Could you please repeat the entries below word for word, with the images left out?

--- Provided entries ---

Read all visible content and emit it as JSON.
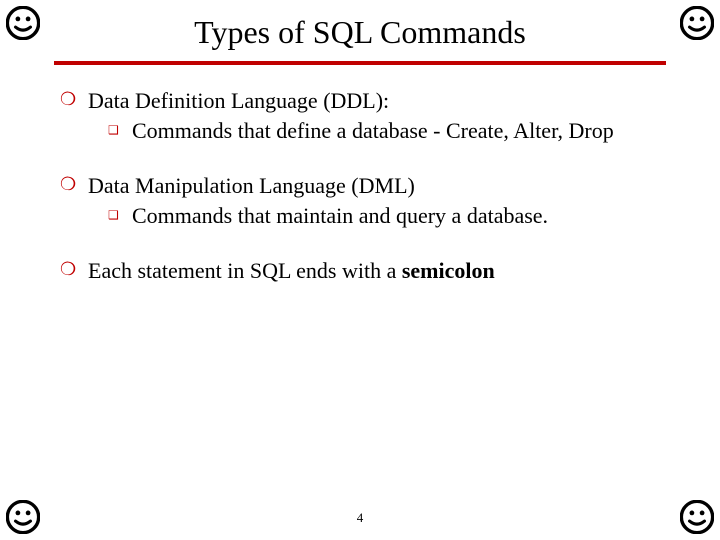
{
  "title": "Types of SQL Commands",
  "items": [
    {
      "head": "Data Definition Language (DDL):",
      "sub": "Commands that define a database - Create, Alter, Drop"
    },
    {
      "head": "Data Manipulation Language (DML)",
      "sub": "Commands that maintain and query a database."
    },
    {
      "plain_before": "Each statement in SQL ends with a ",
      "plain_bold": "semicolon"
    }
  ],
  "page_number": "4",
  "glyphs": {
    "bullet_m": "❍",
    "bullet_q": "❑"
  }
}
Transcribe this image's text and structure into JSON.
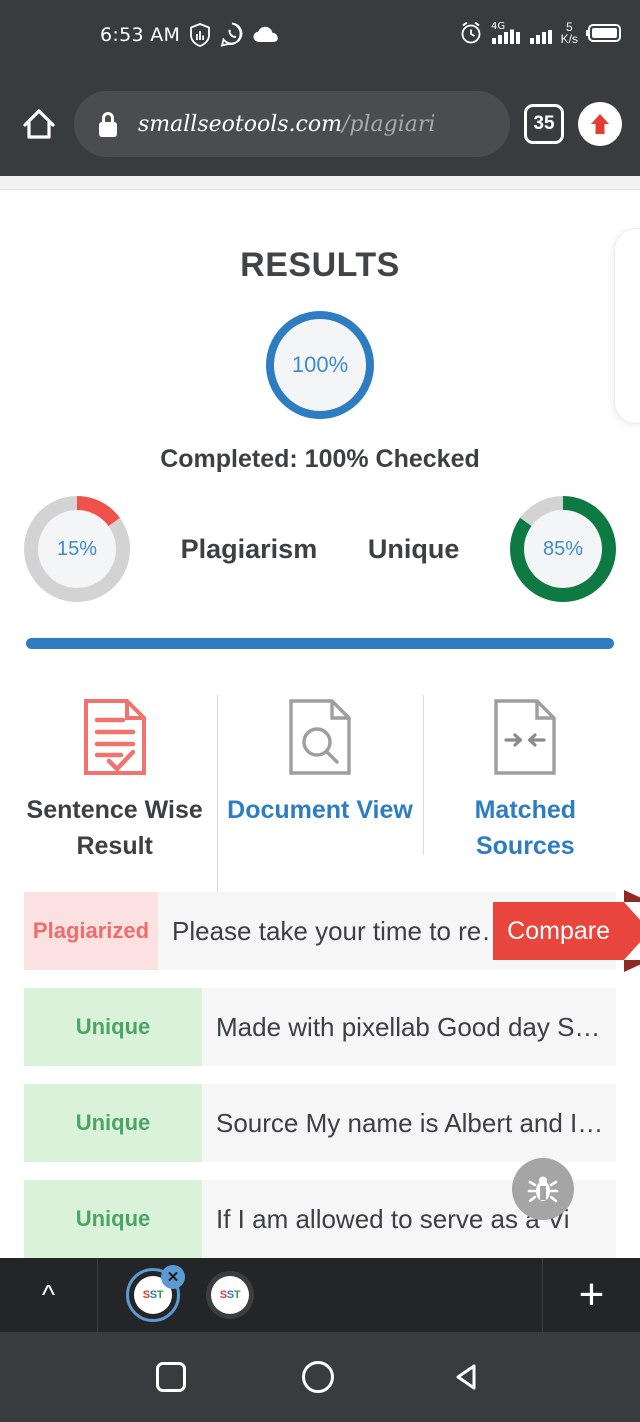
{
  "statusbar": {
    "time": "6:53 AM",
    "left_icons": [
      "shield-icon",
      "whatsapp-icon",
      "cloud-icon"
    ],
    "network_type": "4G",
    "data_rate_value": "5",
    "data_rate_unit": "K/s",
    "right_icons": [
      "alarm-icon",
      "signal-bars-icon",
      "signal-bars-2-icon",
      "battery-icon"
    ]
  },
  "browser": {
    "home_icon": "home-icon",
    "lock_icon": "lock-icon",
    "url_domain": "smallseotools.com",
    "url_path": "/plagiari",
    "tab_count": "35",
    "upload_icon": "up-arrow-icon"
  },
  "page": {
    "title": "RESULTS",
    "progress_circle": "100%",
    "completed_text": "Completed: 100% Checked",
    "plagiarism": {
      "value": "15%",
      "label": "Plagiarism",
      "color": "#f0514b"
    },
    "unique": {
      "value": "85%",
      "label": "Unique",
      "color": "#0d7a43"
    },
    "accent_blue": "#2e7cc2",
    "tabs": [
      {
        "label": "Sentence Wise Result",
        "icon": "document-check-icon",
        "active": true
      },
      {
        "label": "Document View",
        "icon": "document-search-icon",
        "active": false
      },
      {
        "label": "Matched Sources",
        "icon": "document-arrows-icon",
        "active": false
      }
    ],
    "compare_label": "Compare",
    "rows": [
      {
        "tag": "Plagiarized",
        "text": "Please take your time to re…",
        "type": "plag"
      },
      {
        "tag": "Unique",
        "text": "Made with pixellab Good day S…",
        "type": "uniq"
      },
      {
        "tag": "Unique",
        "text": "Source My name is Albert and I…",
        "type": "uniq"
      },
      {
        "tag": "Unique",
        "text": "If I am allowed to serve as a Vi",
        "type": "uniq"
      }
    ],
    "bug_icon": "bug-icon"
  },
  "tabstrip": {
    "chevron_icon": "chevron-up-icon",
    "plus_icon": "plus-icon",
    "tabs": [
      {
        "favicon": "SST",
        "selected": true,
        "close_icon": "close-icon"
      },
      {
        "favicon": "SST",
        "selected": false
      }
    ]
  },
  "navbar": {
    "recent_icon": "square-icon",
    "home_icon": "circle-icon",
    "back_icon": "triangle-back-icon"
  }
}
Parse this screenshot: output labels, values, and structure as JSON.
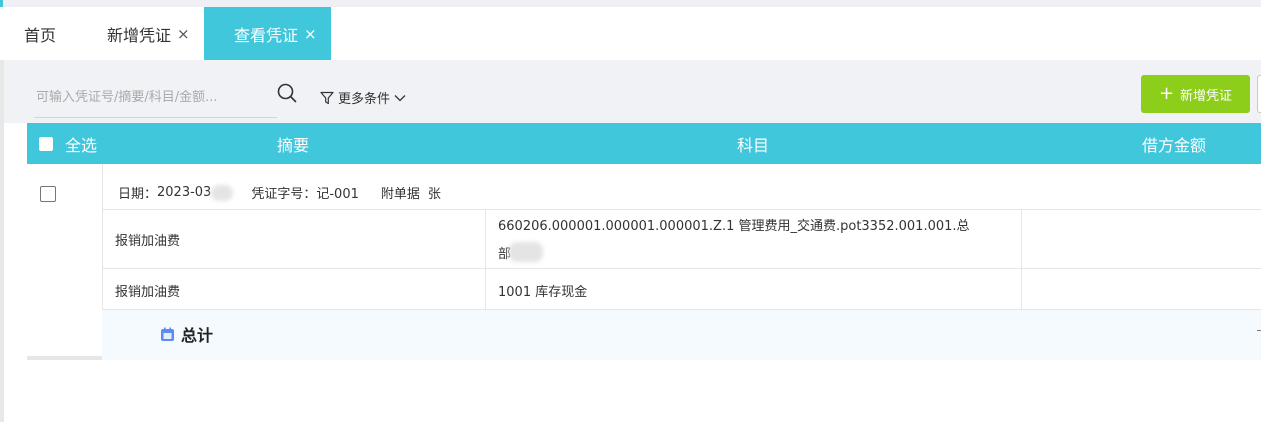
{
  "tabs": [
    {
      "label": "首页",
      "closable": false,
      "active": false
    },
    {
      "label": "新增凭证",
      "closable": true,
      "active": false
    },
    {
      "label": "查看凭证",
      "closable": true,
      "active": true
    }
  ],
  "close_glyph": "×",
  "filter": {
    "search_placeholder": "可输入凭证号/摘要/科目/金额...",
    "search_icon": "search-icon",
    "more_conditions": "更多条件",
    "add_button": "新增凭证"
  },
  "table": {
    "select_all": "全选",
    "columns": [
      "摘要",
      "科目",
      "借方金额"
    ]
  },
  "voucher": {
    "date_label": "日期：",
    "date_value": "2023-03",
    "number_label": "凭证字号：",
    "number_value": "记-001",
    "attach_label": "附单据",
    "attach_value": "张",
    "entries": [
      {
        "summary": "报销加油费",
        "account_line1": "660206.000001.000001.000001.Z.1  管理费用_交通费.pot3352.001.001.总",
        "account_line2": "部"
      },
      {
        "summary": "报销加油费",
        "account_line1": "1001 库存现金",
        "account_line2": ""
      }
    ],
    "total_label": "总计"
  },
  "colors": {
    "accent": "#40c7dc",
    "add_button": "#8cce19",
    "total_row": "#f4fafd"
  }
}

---

■ Exercise output
Read all visible content and emit it as JSON.
{
  "title": "Types of SQL Commands",
  "items": [
    {
      "head": "Data Definition Language (DDL):",
      "sub": "Commands that define a database - Create, Alter, Drop"
    },
    {
      "head": "Data Manipulation Language (DML)",
      "sub": "Commands that maintain and query a database."
    },
    {
      "plain_before": "Each statement in SQL ends with a ",
      "plain_bold": "semicolon"
    }
  ],
  "page_number": "4",
  "glyphs": {
    "bullet_m": "❍",
    "bullet_q": "❑"
  }
}
Transcribe this image's text and structure into JSON.
{
  "statusbar": {
    "time": "6:53 AM",
    "left_icons": [
      "shield-icon",
      "whatsapp-icon",
      "cloud-icon"
    ],
    "network_type": "4G",
    "data_rate_value": "5",
    "data_rate_unit": "K/s",
    "right_icons": [
      "alarm-icon",
      "signal-bars-icon",
      "signal-bars-2-icon",
      "battery-icon"
    ]
  },
  "browser": {
    "home_icon": "home-icon",
    "lock_icon": "lock-icon",
    "url_domain": "smallseotools.com",
    "url_path": "/plagiari",
    "tab_count": "35",
    "upload_icon": "up-arrow-icon"
  },
  "page": {
    "title": "RESULTS",
    "progress_circle": "100%",
    "completed_text": "Completed: 100% Checked",
    "plagiarism": {
      "value": "15%",
      "label": "Plagiarism",
      "color": "#f0514b"
    },
    "unique": {
      "value": "85%",
      "label": "Unique",
      "color": "#0d7a43"
    },
    "accent_blue": "#2e7cc2",
    "tabs": [
      {
        "label": "Sentence Wise Result",
        "icon": "document-check-icon",
        "active": true
      },
      {
        "label": "Document View",
        "icon": "document-search-icon",
        "active": false
      },
      {
        "label": "Matched Sources",
        "icon": "document-arrows-icon",
        "active": false
      }
    ],
    "compare_label": "Compare",
    "rows": [
      {
        "tag": "Plagiarized",
        "text": "Please take your time to re…",
        "type": "plag"
      },
      {
        "tag": "Unique",
        "text": "Made with pixellab Good day S…",
        "type": "uniq"
      },
      {
        "tag": "Unique",
        "text": "Source My name is Albert and I…",
        "type": "uniq"
      },
      {
        "tag": "Unique",
        "text": "If I am allowed to serve as a Vi",
        "type": "uniq"
      }
    ],
    "bug_icon": "bug-icon"
  },
  "tabstrip": {
    "chevron_icon": "chevron-up-icon",
    "plus_icon": "plus-icon",
    "tabs": [
      {
        "favicon": "SST",
        "selected": true,
        "close_icon": "close-icon"
      },
      {
        "favicon": "SST",
        "selected": false
      }
    ]
  },
  "navbar": {
    "recent_icon": "square-icon",
    "home_icon": "circle-icon",
    "back_icon": "triangle-back-icon"
  }
}
Parse this screenshot: output labels, values, and structure as JSON.
{
  "tabs": [
    {
      "label": "首页",
      "closable": false,
      "active": false
    },
    {
      "label": "新增凭证",
      "closable": true,
      "active": false
    },
    {
      "label": "查看凭证",
      "closable": true,
      "active": true
    }
  ],
  "close_glyph": "×",
  "filter": {
    "search_placeholder": "可输入凭证号/摘要/科目/金额...",
    "search_icon": "search-icon",
    "more_conditions": "更多条件",
    "add_button": "新增凭证"
  },
  "table": {
    "select_all": "全选",
    "columns": [
      "摘要",
      "科目",
      "借方金额"
    ]
  },
  "voucher": {
    "date_label": "日期：",
    "date_value": "2023-03",
    "number_label": "凭证字号：",
    "number_value": "记-001",
    "attach_label": "附单据",
    "attach_value": "张",
    "entries": [
      {
        "summary": "报销加油费",
        "account_line1": "660206.000001.000001.000001.Z.1  管理费用_交通费.pot3352.001.001.总",
        "account_line2": "部"
      },
      {
        "summary": "报销加油费",
        "account_line1": "1001 库存现金",
        "account_line2": ""
      }
    ],
    "total_label": "总计"
  },
  "colors": {
    "accent": "#40c7dc",
    "add_button": "#8cce19",
    "total_row": "#f4fafd"
  }
}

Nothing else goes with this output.